• Problem details:
Give back all the data exactly as it was written.

::: The input

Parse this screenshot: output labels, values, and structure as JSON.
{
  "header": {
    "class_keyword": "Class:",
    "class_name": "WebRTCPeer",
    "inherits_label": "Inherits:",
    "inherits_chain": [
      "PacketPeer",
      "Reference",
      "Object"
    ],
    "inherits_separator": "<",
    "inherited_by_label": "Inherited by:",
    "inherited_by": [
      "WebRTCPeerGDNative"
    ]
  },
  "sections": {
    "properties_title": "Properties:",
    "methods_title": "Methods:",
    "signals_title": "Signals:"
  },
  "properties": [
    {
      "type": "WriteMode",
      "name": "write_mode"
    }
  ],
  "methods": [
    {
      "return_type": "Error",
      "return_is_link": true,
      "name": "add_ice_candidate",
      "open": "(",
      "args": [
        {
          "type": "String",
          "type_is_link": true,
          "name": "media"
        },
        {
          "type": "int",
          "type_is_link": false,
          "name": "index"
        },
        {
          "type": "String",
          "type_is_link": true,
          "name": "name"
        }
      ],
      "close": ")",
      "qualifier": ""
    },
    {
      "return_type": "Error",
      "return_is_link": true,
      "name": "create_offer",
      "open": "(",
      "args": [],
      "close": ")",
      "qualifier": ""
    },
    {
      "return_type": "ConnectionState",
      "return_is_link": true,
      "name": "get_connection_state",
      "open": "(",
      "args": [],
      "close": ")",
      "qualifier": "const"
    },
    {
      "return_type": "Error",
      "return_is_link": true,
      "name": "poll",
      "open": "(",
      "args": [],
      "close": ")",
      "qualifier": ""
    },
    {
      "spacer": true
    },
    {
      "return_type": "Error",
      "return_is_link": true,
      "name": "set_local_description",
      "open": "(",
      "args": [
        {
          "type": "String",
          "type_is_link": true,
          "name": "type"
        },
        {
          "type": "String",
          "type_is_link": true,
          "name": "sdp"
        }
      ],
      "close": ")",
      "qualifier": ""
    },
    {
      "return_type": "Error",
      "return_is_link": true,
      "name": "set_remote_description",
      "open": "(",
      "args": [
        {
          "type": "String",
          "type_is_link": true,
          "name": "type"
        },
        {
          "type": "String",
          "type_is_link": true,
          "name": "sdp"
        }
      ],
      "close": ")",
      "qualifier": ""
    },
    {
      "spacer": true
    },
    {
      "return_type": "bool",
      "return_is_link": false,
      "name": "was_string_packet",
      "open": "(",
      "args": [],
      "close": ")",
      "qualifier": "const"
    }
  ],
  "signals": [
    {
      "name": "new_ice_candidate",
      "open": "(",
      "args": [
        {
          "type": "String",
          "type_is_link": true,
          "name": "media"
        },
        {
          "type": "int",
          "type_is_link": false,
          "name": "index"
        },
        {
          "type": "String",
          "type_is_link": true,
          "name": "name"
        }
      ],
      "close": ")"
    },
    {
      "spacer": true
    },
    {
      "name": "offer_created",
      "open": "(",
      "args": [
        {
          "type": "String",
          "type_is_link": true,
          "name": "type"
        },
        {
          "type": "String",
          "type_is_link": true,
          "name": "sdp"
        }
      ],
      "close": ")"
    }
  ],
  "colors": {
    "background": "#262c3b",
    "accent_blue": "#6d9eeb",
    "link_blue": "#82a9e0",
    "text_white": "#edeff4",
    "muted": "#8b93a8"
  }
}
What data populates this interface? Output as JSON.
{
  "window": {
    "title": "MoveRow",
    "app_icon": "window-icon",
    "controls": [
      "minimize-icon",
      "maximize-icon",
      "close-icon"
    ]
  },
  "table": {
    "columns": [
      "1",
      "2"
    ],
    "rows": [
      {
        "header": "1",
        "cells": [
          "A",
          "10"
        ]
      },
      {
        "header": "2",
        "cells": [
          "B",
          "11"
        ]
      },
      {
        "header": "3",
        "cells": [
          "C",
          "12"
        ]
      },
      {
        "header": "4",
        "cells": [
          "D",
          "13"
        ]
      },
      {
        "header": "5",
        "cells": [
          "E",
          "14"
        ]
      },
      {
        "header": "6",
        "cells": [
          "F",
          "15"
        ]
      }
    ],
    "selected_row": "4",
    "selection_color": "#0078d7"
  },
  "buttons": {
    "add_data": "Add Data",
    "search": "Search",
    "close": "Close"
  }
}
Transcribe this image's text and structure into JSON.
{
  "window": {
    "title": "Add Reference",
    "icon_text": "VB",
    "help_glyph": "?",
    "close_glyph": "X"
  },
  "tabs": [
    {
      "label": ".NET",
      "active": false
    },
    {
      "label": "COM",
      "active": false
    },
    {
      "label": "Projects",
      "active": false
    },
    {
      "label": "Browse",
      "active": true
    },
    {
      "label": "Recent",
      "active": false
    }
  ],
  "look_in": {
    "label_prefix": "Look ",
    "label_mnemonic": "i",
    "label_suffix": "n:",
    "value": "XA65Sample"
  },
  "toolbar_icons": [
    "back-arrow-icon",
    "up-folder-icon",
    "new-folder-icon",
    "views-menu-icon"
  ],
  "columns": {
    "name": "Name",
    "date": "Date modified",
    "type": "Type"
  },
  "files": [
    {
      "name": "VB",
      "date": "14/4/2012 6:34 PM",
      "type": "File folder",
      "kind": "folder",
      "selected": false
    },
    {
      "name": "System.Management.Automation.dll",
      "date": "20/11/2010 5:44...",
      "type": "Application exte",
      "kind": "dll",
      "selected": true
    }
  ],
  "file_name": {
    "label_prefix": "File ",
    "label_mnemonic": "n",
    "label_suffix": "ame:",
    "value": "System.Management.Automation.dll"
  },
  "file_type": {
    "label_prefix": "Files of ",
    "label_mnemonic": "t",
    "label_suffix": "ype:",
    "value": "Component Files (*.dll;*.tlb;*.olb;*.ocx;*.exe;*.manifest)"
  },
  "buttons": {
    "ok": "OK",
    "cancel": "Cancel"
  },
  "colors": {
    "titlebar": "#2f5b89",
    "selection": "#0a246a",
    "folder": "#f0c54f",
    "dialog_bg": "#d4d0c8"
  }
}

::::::

• Output of the exercise:
Parse this screenshot: output labels, values, and structure as JSON.
{
  "header": {
    "class_keyword": "Class:",
    "class_name": "WebRTCPeer",
    "inherits_label": "Inherits:",
    "inherits_chain": [
      "PacketPeer",
      "Reference",
      "Object"
    ],
    "inherits_separator": "<",
    "inherited_by_label": "Inherited by:",
    "inherited_by": [
      "WebRTCPeerGDNative"
    ]
  },
  "sections": {
    "properties_title": "Properties:",
    "methods_title": "Methods:",
    "signals_title": "Signals:"
  },
  "properties": [
    {
      "type": "WriteMode",
      "name": "write_mode"
    }
  ],
  "methods": [
    {
      "return_type": "Error",
      "return_is_link": true,
      "name": "add_ice_candidate",
      "open": "(",
      "args": [
        {
          "type": "String",
          "type_is_link": true,
          "name": "media"
        },
        {
          "type": "int",
          "type_is_link": false,
          "name": "index"
        },
        {
          "type": "String",
          "type_is_link": true,
          "name": "name"
        }
      ],
      "close": ")",
      "qualifier": ""
    },
    {
      "return_type": "Error",
      "return_is_link": true,
      "name": "create_offer",
      "open": "(",
      "args": [],
      "close": ")",
      "qualifier": ""
    },
    {
      "return_type": "ConnectionState",
      "return_is_link": true,
      "name": "get_connection_state",
      "open": "(",
      "args": [],
      "close": ")",
      "qualifier": "const"
    },
    {
      "return_type": "Error",
      "return_is_link": true,
      "name": "poll",
      "open": "(",
      "args": [],
      "close": ")",
      "qualifier": ""
    },
    {
      "spacer": true
    },
    {
      "return_type": "Error",
      "return_is_link": true,
      "name": "set_local_description",
      "open": "(",
      "args": [
        {
          "type": "String",
          "type_is_link": true,
          "name": "type"
        },
        {
          "type": "String",
          "type_is_link": true,
          "name": "sdp"
        }
      ],
      "close": ")",
      "qualifier": ""
    },
    {
      "return_type": "Error",
      "return_is_link": true,
      "name": "set_remote_description",
      "open": "(",
      "args": [
        {
          "type": "String",
          "type_is_link": true,
          "name": "type"
        },
        {
          "type": "String",
          "type_is_link": true,
          "name": "sdp"
        }
      ],
      "close": ")",
      "qualifier": ""
    },
    {
      "spacer": true
    },
    {
      "return_type": "bool",
      "return_is_link": false,
      "name": "was_string_packet",
      "open": "(",
      "args": [],
      "close": ")",
      "qualifier": "const"
    }
  ],
  "signals": [
    {
      "name": "new_ice_candidate",
      "open": "(",
      "args": [
        {
          "type": "String",
          "type_is_link": true,
          "name": "media"
        },
        {
          "type": "int",
          "type_is_link": false,
          "name": "index"
        },
        {
          "type": "String",
          "type_is_link": true,
          "name": "name"
        }
      ],
      "close": ")"
    },
    {
      "spacer": true
    },
    {
      "name": "offer_created",
      "open": "(",
      "args": [
        {
          "type": "String",
          "type_is_link": true,
          "name": "type"
        },
        {
          "type": "String",
          "type_is_link": true,
          "name": "sdp"
        }
      ],
      "close": ")"
    }
  ],
  "colors": {
    "background": "#262c3b",
    "accent_blue": "#6d9eeb",
    "link_blue": "#82a9e0",
    "text_white": "#edeff4",
    "muted": "#8b93a8"
  }
}
What data populates this interface? Output as JSON.
{
  "window": {
    "title": "MoveRow",
    "app_icon": "window-icon",
    "controls": [
      "minimize-icon",
      "maximize-icon",
      "close-icon"
    ]
  },
  "table": {
    "columns": [
      "1",
      "2"
    ],
    "rows": [
      {
        "header": "1",
        "cells": [
          "A",
          "10"
        ]
      },
      {
        "header": "2",
        "cells": [
          "B",
          "11"
        ]
      },
      {
        "header": "3",
        "cells": [
          "C",
          "12"
        ]
      },
      {
        "header": "4",
        "cells": [
          "D",
          "13"
        ]
      },
      {
        "header": "5",
        "cells": [
          "E",
          "14"
        ]
      },
      {
        "header": "6",
        "cells": [
          "F",
          "15"
        ]
      }
    ],
    "selected_row": "4",
    "selection_color": "#0078d7"
  },
  "buttons": {
    "add_data": "Add Data",
    "search": "Search",
    "close": "Close"
  }
}
Transcribe this image's text and structure into JSON.
{
  "window": {
    "title": "Add Reference",
    "icon_text": "VB",
    "help_glyph": "?",
    "close_glyph": "X"
  },
  "tabs": [
    {
      "label": ".NET",
      "active": false
    },
    {
      "label": "COM",
      "active": false
    },
    {
      "label": "Projects",
      "active": false
    },
    {
      "label": "Browse",
      "active": true
    },
    {
      "label": "Recent",
      "active": false
    }
  ],
  "look_in": {
    "label_prefix": "Look ",
    "label_mnemonic": "i",
    "label_suffix": "n:",
    "value": "XA65Sample"
  },
  "toolbar_icons": [
    "back-arrow-icon",
    "up-folder-icon",
    "new-folder-icon",
    "views-menu-icon"
  ],
  "columns": {
    "name": "Name",
    "date": "Date modified",
    "type": "Type"
  },
  "files": [
    {
      "name": "VB",
      "date": "14/4/2012 6:34 PM",
      "type": "File folder",
      "kind": "folder",
      "selected": false
    },
    {
      "name": "System.Management.Automation.dll",
      "date": "20/11/2010 5:44...",
      "type": "Application exte",
      "kind": "dll",
      "selected": true
    }
  ],
  "file_name": {
    "label_prefix": "File ",
    "label_mnemonic": "n",
    "label_suffix": "ame:",
    "value": "System.Management.Automation.dll"
  },
  "file_type": {
    "label_prefix": "Files of ",
    "label_mnemonic": "t",
    "label_suffix": "ype:",
    "value": "Component Files (*.dll;*.tlb;*.olb;*.ocx;*.exe;*.manifest)"
  },
  "buttons": {
    "ok": "OK",
    "cancel": "Cancel"
  },
  "colors": {
    "titlebar": "#2f5b89",
    "selection": "#0a246a",
    "folder": "#f0c54f",
    "dialog_bg": "#d4d0c8"
  }
}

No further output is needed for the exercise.